On May 19th we made the comment that the deflationary winds are blowing. Recall that our broad theme here is that we need to make the right call on the inflation / deflation scenario, to correctly position our portfolios for the macro environment. Sure, security selection always matters, but macro drives the train.
With that always in mind, I urge readers to who aren’t already reading John Mauldin’s weekly letter, to spend some time with the June 5th edition There’s a Slow Train Coming (see blogroll link at right). One of the developments of recent years is that there is increasing skepticism toward the officially published economic data, so a number of very sharp analysts have taken up the challenge to bring us more data. Whose numbers are better is always up for debate, but we should always consider all the available information. John does a fine job of surveying that information and summarizing for us.

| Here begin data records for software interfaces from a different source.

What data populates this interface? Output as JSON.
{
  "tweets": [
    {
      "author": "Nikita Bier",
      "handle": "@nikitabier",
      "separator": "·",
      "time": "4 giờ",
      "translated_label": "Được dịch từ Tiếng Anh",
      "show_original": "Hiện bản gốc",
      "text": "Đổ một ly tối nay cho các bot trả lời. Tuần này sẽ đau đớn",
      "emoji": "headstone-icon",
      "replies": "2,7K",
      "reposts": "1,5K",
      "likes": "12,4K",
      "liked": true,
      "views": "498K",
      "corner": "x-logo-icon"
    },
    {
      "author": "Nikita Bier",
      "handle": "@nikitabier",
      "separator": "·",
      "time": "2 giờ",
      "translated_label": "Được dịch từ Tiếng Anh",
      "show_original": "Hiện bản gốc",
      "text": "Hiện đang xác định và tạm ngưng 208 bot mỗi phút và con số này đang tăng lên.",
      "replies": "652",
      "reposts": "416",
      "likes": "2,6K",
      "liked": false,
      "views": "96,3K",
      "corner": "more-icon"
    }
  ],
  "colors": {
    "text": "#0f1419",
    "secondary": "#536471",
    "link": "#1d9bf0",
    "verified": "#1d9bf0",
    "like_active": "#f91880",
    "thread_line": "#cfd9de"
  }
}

The data John shows us in this article are not encouraging for economic growth (or employment). Now, there is a large contingent of inflationists who insist that US fiscal and monetary policies, and the massive public debts, cannot but produce inflation. My own view is, when in doubt, watch the bond market. David Taggart has a nice post that shows us what’s going on in bond land. It’s unambiguously deflationary, or at best dis-inflationary.
So the question for the inflation hawks is, where is the evidence? The Fed and Treasury have been moving heaven and earth to produce a little inflation, and so far have come up empty. With monetary policy constrained by the zero rate boundary, fiscal policy constrained by the deficit hawks (real and imaginary), money supply falling, and core inflation threatening to go negative, Dr. Bernanke’s deflationary nightmares appear to be a real possibility.

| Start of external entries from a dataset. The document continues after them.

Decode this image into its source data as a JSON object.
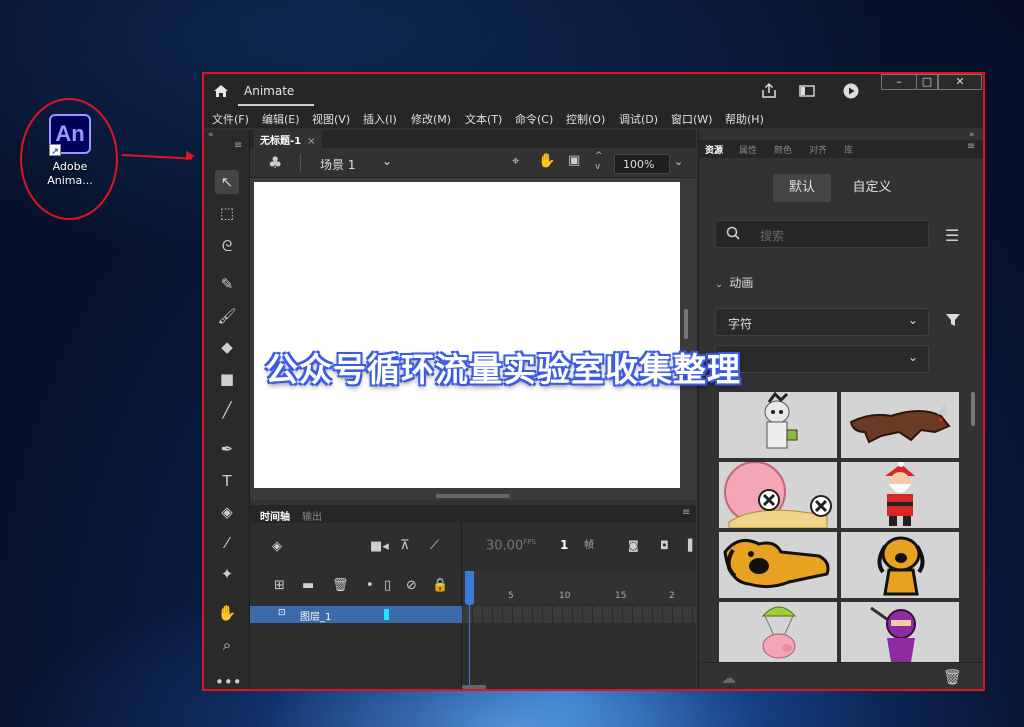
{
  "desktop": {
    "icon_label_line1": "Adobe",
    "icon_label_line2": "Anima...",
    "logo_text": "An"
  },
  "window": {
    "title": "Animate",
    "menu": [
      "文件(F)",
      "编辑(E)",
      "视图(V)",
      "插入(I)",
      "修改(M)",
      "文本(T)",
      "命令(C)",
      "控制(O)",
      "调试(D)",
      "窗口(W)",
      "帮助(H)"
    ]
  },
  "document": {
    "tab_title": "无标题-1",
    "tab_close": "×",
    "scene_label": "场景 1",
    "zoom": "100%"
  },
  "timeline": {
    "tabs": [
      "时间轴",
      "输出"
    ],
    "fps_value": "30.00",
    "fps_unit": "FPS",
    "current_frame": "1",
    "frame_unit": "帧",
    "ruler_ticks": [
      "5",
      "10",
      "15",
      "2"
    ],
    "layer_name": "图层_1"
  },
  "right_panel": {
    "tabs": [
      "资源",
      "属性",
      "颜色",
      "对齐",
      "库"
    ],
    "segment_default": "默认",
    "segment_custom": "自定义",
    "search_placeholder": "搜索",
    "section_title": "动画",
    "dropdown1": "字符",
    "dropdown2": "",
    "thumbnails": [
      "mummy",
      "werewolf",
      "snail",
      "santa",
      "dog-lying",
      "dog-sitting",
      "pig-parachute",
      "ninja"
    ]
  },
  "watermark": "公众号循环流量实验室收集整理",
  "colors": {
    "annotation_red": "#e0141e",
    "accent_blue": "#3a7bd5",
    "layer_highlight": "#3d6aa8"
  }
}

Now, on to the more pertinent question, what all this means for us as investors. Well, if the deflationary view is right, it isn’t good for strategies that depend on growth or inflation – most stocks, commodities, TIPS. That scenario favors high quality bonds, cash, some conservative dividend paying stocks. This is what so many find hard to believe: how can bonds near all time low yields, or cash yielding nothing, be a good investment?

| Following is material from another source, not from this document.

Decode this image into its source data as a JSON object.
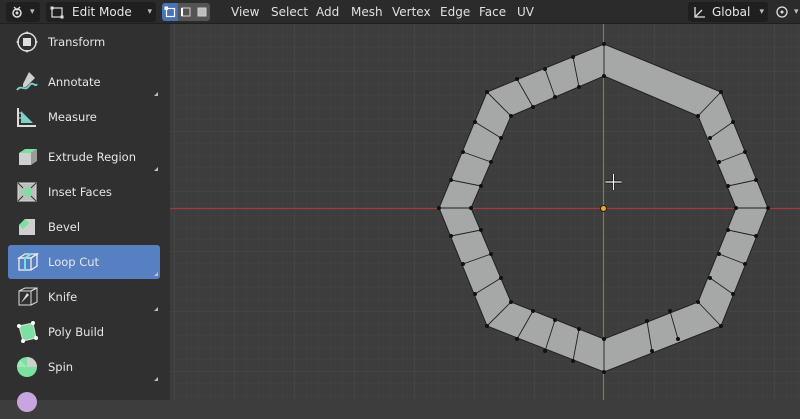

Well, look at it this way: a zero yield with a negative inflation rate = a positive real return, and safety of principal in an environment of falling asset prices is valuable. Put another way, when the stuff hits the fan, cash is king. I am not yet that pessimistic, and really do hope to see a better investing environment, but hope is not a strategy. Whatever comes our way, we have to see it for what it is, and be positioned to make the best of it.